● **TASK PROMPT**
The reply is to contain the full listing, repeated exactly, with pictures left out.

● ● ●

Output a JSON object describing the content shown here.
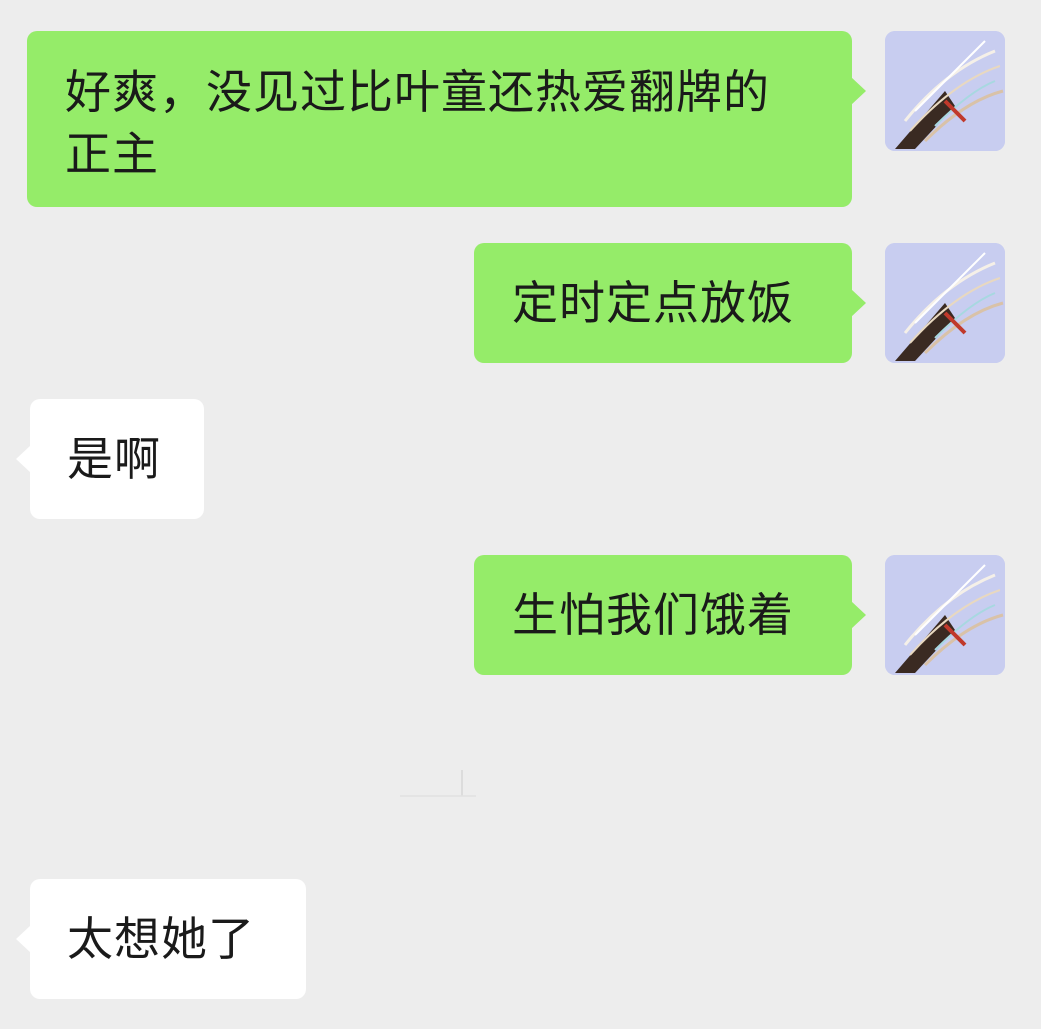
{
  "messages": [
    {
      "side": "sent",
      "text": "好爽，没见过比叶童还热爱翻牌的正主"
    },
    {
      "side": "sent",
      "text": "定时定点放饭"
    },
    {
      "side": "received",
      "text": "是啊"
    },
    {
      "side": "sent",
      "text": "生怕我们饿着"
    },
    {
      "side": "received",
      "text": "太想她了"
    }
  ],
  "avatar": {
    "icon": "user-avatar-image"
  },
  "colors": {
    "background": "#ededed",
    "sent_bubble": "#95ec69",
    "received_bubble": "#ffffff",
    "text": "#1a1a1a"
  }
}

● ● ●

● **ANSWER TO THIS EXERCISE**
Output a JSON object describing the content shown here.
{
  "messages": [
    {
      "side": "sent",
      "text": "好爽，没见过比叶童还热爱翻牌的正主"
    },
    {
      "side": "sent",
      "text": "定时定点放饭"
    },
    {
      "side": "received",
      "text": "是啊"
    },
    {
      "side": "sent",
      "text": "生怕我们饿着"
    },
    {
      "side": "received",
      "text": "太想她了"
    }
  ],
  "avatar": {
    "icon": "user-avatar-image"
  },
  "colors": {
    "background": "#ededed",
    "sent_bubble": "#95ec69",
    "received_bubble": "#ffffff",
    "text": "#1a1a1a"
  }
}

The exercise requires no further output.